This article will give you a comprehensive account of what retargeting is and the things it can do for your conversion rates.
What is retargeting?
You know how you sometimes feel that certain ads are stalking or tracking you? All you did was search for a pair of boots some days back and since then it appears that whatsoever website you are on, you see the same boots staring at you, screaming, “buy me, buy me!”
That particular ad is a remarketing ad, and stalking is exactly what these campaigns are created to achieve:
They call back a visitor who’s gone astray because, you see, sometimes a buyer’s journey is not linear.
Remarketing or retargeting helps you keep your brand in front of your prospects even after they have wandered away from your website — convincing them to revisit your offer later when they need it.
Why Do Your campaigns need a landing page?
Your retargeting campaigns need a landing page for exactly the same reason your PPC campaigns require landing pages – to maintain ad message match.
Your landing page should serve 2 main purposes:
- It gives the visitor what they expect to see after clicking your ad (i.e aligning your content with user expectations). If your ad promises quality information, you had better deliver. If your ad promotes a limited time sale, you had better deliver.
- It supports your marketing goal. If your goal is to sell a product, you should send users to a page that sells that product. If your goal is to increase mailing list opt-ins, then you should use a landing page designed to squeeze emails. Make sure to know your specific marketing goal and tailor your campaign around it.
Don’t be afraid to test multiple landing pages.
The main thing to keep in mind is that alignment is key. Your landing page should align with your target audience’s needs as well as the ad you use to reach your target audience.
Landing pages allow you to eliminate all distractions and clutter from your offer. When a visitor eventually decides to re-engage with your brand, he sees exactly what he anticipated to and not get lost in the clutter known as lack of message match.
A landing page would perform much better than a homepage as it contains the necessary information, which enables the visitor to get to know the brand before he clicks the Call To Action button.
On which page do you think your web visitors should land when they click a particular ad you created for a specific purpose? An optimized landing page of course!
Homepages are usually cluttered, whereas landing pages are targeted to promote a single offer.
In conclusion, retargeting gives you the second chance at increasing your conversion rate. Don’t waste it by directing your visitors to a page that isn’t designed for conversions — such as a cluttered homepage.
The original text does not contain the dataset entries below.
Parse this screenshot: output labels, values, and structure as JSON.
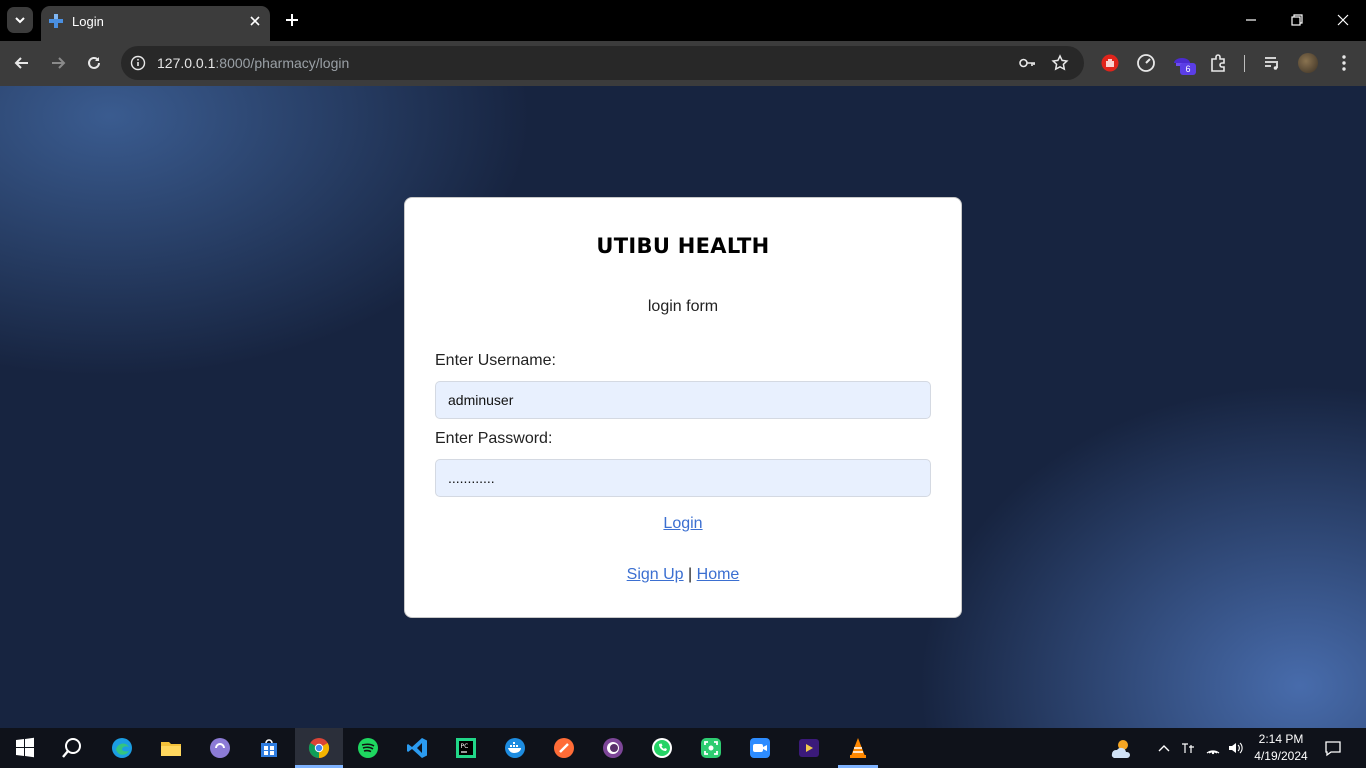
{
  "browser": {
    "tab": {
      "title": "Login",
      "favicon": "blue-cross-icon"
    },
    "address": {
      "host": "127.0.0.1",
      "rest": ":8000/pharmacy/login"
    },
    "extension_badge": "6"
  },
  "page": {
    "brand": "UTIBU HEALTH",
    "subtitle": "login form",
    "username": {
      "label": "Enter Username:",
      "value": "adminuser"
    },
    "password": {
      "label": "Enter Password:",
      "value": "............"
    },
    "login_link": "Login",
    "signup_link": "Sign Up",
    "separator": "|",
    "home_link": "Home"
  },
  "taskbar": {
    "apps": [
      "start",
      "search",
      "edge",
      "file-explorer",
      "torrent",
      "microsoft-store",
      "chrome",
      "spotify",
      "vscode",
      "pycharm",
      "docker",
      "postman",
      "tor-browser",
      "whatsapp",
      "screen-capture",
      "zoom",
      "video-editor",
      "vlc"
    ],
    "time": "2:14 PM",
    "date": "4/19/2024"
  },
  "colors": {
    "link": "#3b6fd1",
    "input_bg": "#e8f0fe",
    "page_bg": "#172440"
  }
}
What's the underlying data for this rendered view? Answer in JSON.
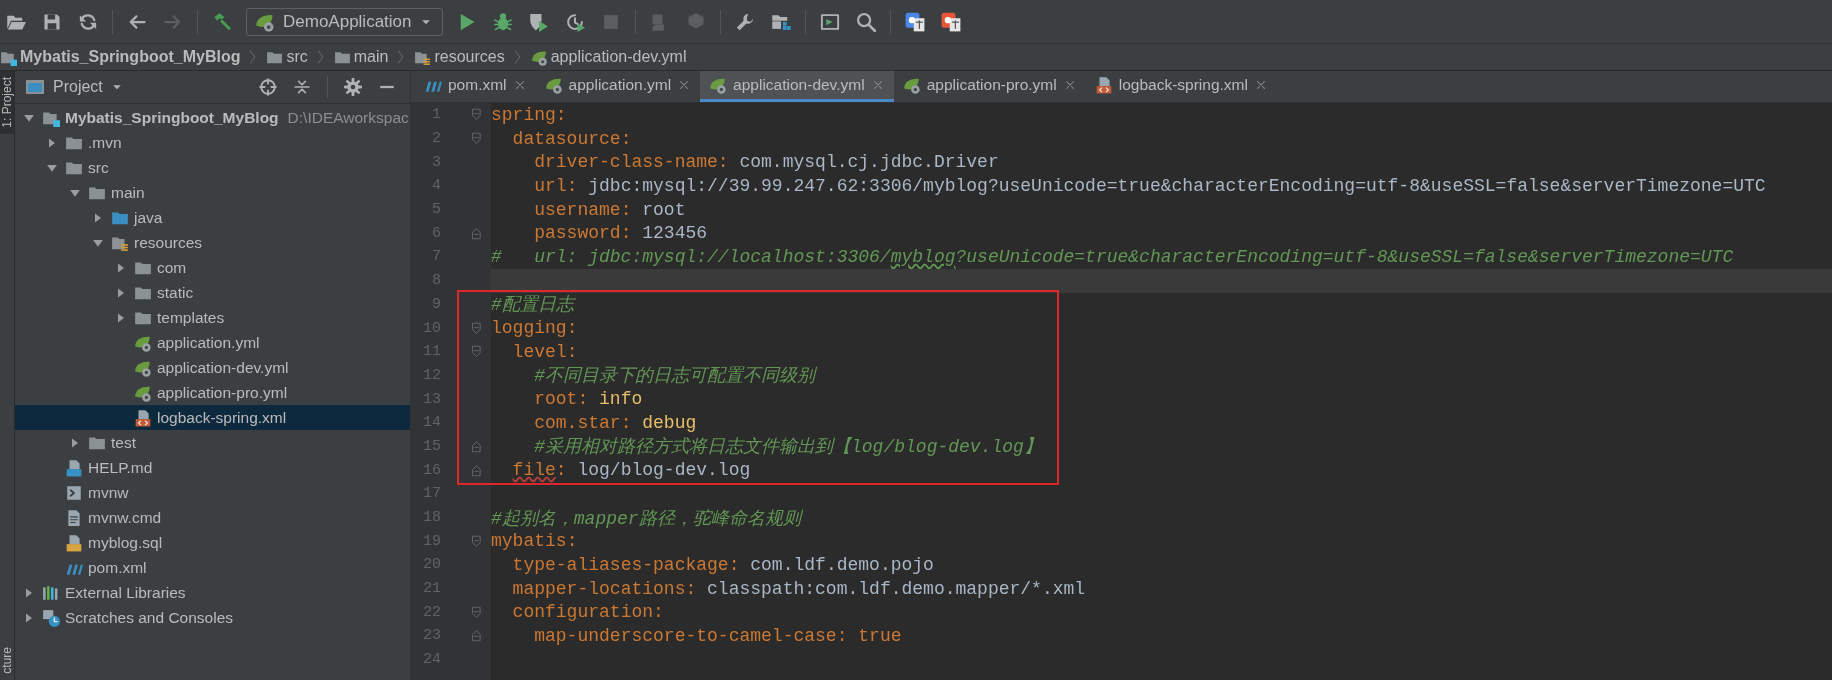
{
  "toolbar": [
    {
      "kind": "open",
      "disabled": false
    },
    {
      "kind": "save",
      "disabled": false
    },
    {
      "kind": "sync",
      "disabled": false
    },
    {
      "kind": "separator"
    },
    {
      "kind": "back",
      "disabled": false
    },
    {
      "kind": "forward",
      "disabled": true
    },
    {
      "kind": "separator"
    },
    {
      "kind": "build",
      "disabled": false
    },
    {
      "kind": "run_config",
      "label": "DemoApplication"
    },
    {
      "kind": "run",
      "disabled": false
    },
    {
      "kind": "debug",
      "disabled": false
    },
    {
      "kind": "coverage",
      "disabled": false
    },
    {
      "kind": "profile",
      "disabled": false
    },
    {
      "kind": "stop",
      "disabled": true
    },
    {
      "kind": "separator"
    },
    {
      "kind": "attach",
      "disabled": true
    },
    {
      "kind": "deploy",
      "disabled": true
    },
    {
      "kind": "separator"
    },
    {
      "kind": "settings",
      "disabled": false
    },
    {
      "kind": "structure",
      "disabled": false
    },
    {
      "kind": "separator"
    },
    {
      "kind": "terminal",
      "disabled": false
    },
    {
      "kind": "search",
      "disabled": false
    },
    {
      "kind": "separator"
    },
    {
      "kind": "translate_blue"
    },
    {
      "kind": "translate_red"
    }
  ],
  "breadcrumb": [
    {
      "label": "Mybatis_Springboot_MyBlog",
      "kind": "module"
    },
    {
      "label": "src",
      "kind": "folder"
    },
    {
      "label": "main",
      "kind": "folder"
    },
    {
      "label": "resources",
      "kind": "resources-folder"
    },
    {
      "label": "application-dev.yml",
      "kind": "spring-yml"
    }
  ],
  "side_stripe": [
    {
      "label": "1: Project",
      "selected": true
    },
    {
      "label": "cture",
      "selected": false
    }
  ],
  "project": {
    "title": "Project",
    "tree": [
      {
        "label": "Mybatis_Springboot_MyBlog",
        "path": "D:\\IDEAworkspac",
        "kind": "module",
        "expanded": true,
        "selected": false,
        "children": [
          {
            "label": ".mvn",
            "kind": "folder",
            "expanded": false,
            "selected": false
          },
          {
            "label": "src",
            "kind": "folder",
            "expanded": true,
            "selected": false,
            "children": [
              {
                "label": "main",
                "kind": "folder",
                "expanded": true,
                "selected": false,
                "children": [
                  {
                    "label": "java",
                    "kind": "source-folder",
                    "expanded": false,
                    "selected": false
                  },
                  {
                    "label": "resources",
                    "kind": "resources-folder",
                    "expanded": true,
                    "selected": false,
                    "children": [
                      {
                        "label": "com",
                        "kind": "folder",
                        "expanded": false,
                        "selected": false
                      },
                      {
                        "label": "static",
                        "kind": "folder",
                        "expanded": false,
                        "selected": false
                      },
                      {
                        "label": "templates",
                        "kind": "folder",
                        "expanded": false,
                        "selected": false
                      },
                      {
                        "label": "application.yml",
                        "kind": "spring-yml",
                        "selected": false
                      },
                      {
                        "label": "application-dev.yml",
                        "kind": "spring-yml",
                        "selected": false
                      },
                      {
                        "label": "application-pro.yml",
                        "kind": "spring-yml",
                        "selected": false
                      },
                      {
                        "label": "logback-spring.xml",
                        "kind": "xml",
                        "selected": true
                      }
                    ]
                  }
                ]
              },
              {
                "label": "test",
                "kind": "folder",
                "expanded": false,
                "selected": false
              }
            ]
          },
          {
            "label": "HELP.md",
            "kind": "md",
            "selected": false
          },
          {
            "label": "mvnw",
            "kind": "script",
            "selected": false
          },
          {
            "label": "mvnw.cmd",
            "kind": "text",
            "selected": false
          },
          {
            "label": "myblog.sql",
            "kind": "sql",
            "selected": false
          },
          {
            "label": "pom.xml",
            "kind": "maven",
            "selected": false
          }
        ]
      },
      {
        "label": "External Libraries",
        "kind": "libraries",
        "expanded": false,
        "selected": false
      },
      {
        "label": "Scratches and Consoles",
        "kind": "scratches",
        "expanded": false,
        "selected": false
      }
    ]
  },
  "tabs": [
    {
      "label": "pom.xml",
      "kind": "maven",
      "selected": false
    },
    {
      "label": "application.yml",
      "kind": "spring-yml",
      "selected": false
    },
    {
      "label": "application-dev.yml",
      "kind": "spring-yml",
      "selected": true
    },
    {
      "label": "application-pro.yml",
      "kind": "spring-yml",
      "selected": false
    },
    {
      "label": "logback-spring.xml",
      "kind": "xml",
      "selected": false
    }
  ],
  "editor": {
    "lines": [
      {
        "number": "1",
        "fold_open": true,
        "segments": [
          {
            "kind": "key",
            "text": "spring"
          },
          {
            "kind": "punct",
            "text": ":"
          }
        ]
      },
      {
        "number": "2",
        "fold_open": true,
        "segments": [
          {
            "kind": "key",
            "text": "  datasource"
          },
          {
            "kind": "punct",
            "text": ":"
          }
        ]
      },
      {
        "number": "3",
        "segments": [
          {
            "kind": "key",
            "text": "    driver-class-name"
          },
          {
            "kind": "punct",
            "text": ": "
          },
          {
            "kind": "value",
            "text": "com.mysql.cj.jdbc.Driver"
          }
        ]
      },
      {
        "number": "4",
        "segments": [
          {
            "kind": "key",
            "text": "    url"
          },
          {
            "kind": "punct",
            "text": ": "
          },
          {
            "kind": "value",
            "text": "jdbc:mysql://39.99.247.62:3306/myblog?useUnicode=true&characterEncoding=utf-8&useSSL=false&serverTimezone=UTC"
          }
        ]
      },
      {
        "number": "5",
        "segments": [
          {
            "kind": "key",
            "text": "    username"
          },
          {
            "kind": "punct",
            "text": ": "
          },
          {
            "kind": "value",
            "text": "root"
          }
        ]
      },
      {
        "number": "6",
        "fold_close": true,
        "segments": [
          {
            "kind": "key",
            "text": "    password"
          },
          {
            "kind": "punct",
            "text": ": "
          },
          {
            "kind": "value",
            "text": "123456"
          }
        ]
      },
      {
        "number": "7",
        "segments": [
          {
            "kind": "comment",
            "text": "#   url: jdbc:mysql://localhost:3306/"
          },
          {
            "kind": "comment",
            "text": "myblog",
            "misspelled": true
          },
          {
            "kind": "comment",
            "text": "?useUnicode=true&characterEncoding=utf-8&useSSL=false&serverTimezone=UTC"
          }
        ]
      },
      {
        "number": "8",
        "current": true
      },
      {
        "number": "9",
        "boxed": true,
        "segments": [
          {
            "kind": "comment",
            "text": "#配置日志"
          }
        ]
      },
      {
        "number": "10",
        "fold_open": true,
        "boxed": true,
        "segments": [
          {
            "kind": "key",
            "text": "logging"
          },
          {
            "kind": "punct",
            "text": ":"
          }
        ]
      },
      {
        "number": "11",
        "fold_open": true,
        "boxed": true,
        "segments": [
          {
            "kind": "key",
            "text": "  level"
          },
          {
            "kind": "punct",
            "text": ":"
          }
        ]
      },
      {
        "number": "12",
        "boxed": true,
        "segments": [
          {
            "kind": "comment",
            "text": "    #不同目录下的日志可配置不同级别"
          }
        ]
      },
      {
        "number": "13",
        "boxed": true,
        "segments": [
          {
            "kind": "key",
            "text": "    root"
          },
          {
            "kind": "punct",
            "text": ": "
          },
          {
            "kind": "scalar",
            "text": "info"
          }
        ]
      },
      {
        "number": "14",
        "boxed": true,
        "segments": [
          {
            "kind": "key",
            "text": "    com.star"
          },
          {
            "kind": "punct",
            "text": ": "
          },
          {
            "kind": "scalar",
            "text": "debug"
          }
        ]
      },
      {
        "number": "15",
        "fold_close": true,
        "boxed": true,
        "segments": [
          {
            "kind": "comment",
            "text": "    #采用相对路径方式将日志文件输出到【log/blog-dev.log】"
          }
        ]
      },
      {
        "number": "16",
        "fold_close": true,
        "boxed": true,
        "segments": [
          {
            "kind": "key",
            "text": "  file",
            "error": true
          },
          {
            "kind": "punct",
            "text": ": "
          },
          {
            "kind": "value",
            "text": "log/blog-dev.log"
          }
        ]
      },
      {
        "number": "17"
      },
      {
        "number": "18",
        "segments": [
          {
            "kind": "comment",
            "text": "#起别名，mapper路径，驼峰命名规则"
          }
        ]
      },
      {
        "number": "19",
        "fold_open": true,
        "segments": [
          {
            "kind": "key",
            "text": "mybatis"
          },
          {
            "kind": "punct",
            "text": ":"
          }
        ]
      },
      {
        "number": "20",
        "segments": [
          {
            "kind": "key",
            "text": "  type-aliases-package"
          },
          {
            "kind": "punct",
            "text": ": "
          },
          {
            "kind": "value",
            "text": "com.ldf.demo.pojo"
          }
        ]
      },
      {
        "number": "21",
        "segments": [
          {
            "kind": "key",
            "text": "  mapper-locations"
          },
          {
            "kind": "punct",
            "text": ": "
          },
          {
            "kind": "value",
            "text": "classpath:com.ldf.demo.mapper/*.xml"
          }
        ]
      },
      {
        "number": "22",
        "fold_open": true,
        "segments": [
          {
            "kind": "key",
            "text": "  configuration"
          },
          {
            "kind": "punct",
            "text": ":"
          }
        ]
      },
      {
        "number": "23",
        "fold_close": true,
        "segments": [
          {
            "kind": "key",
            "text": "    map-underscore-to-camel-case"
          },
          {
            "kind": "punct",
            "text": ": "
          },
          {
            "kind": "bool",
            "text": "true"
          }
        ]
      },
      {
        "number": "24"
      }
    ]
  }
}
Visit Retargeting.Biz today and let’s create your professional landing pages in minutes. Your conversion rate will thank you.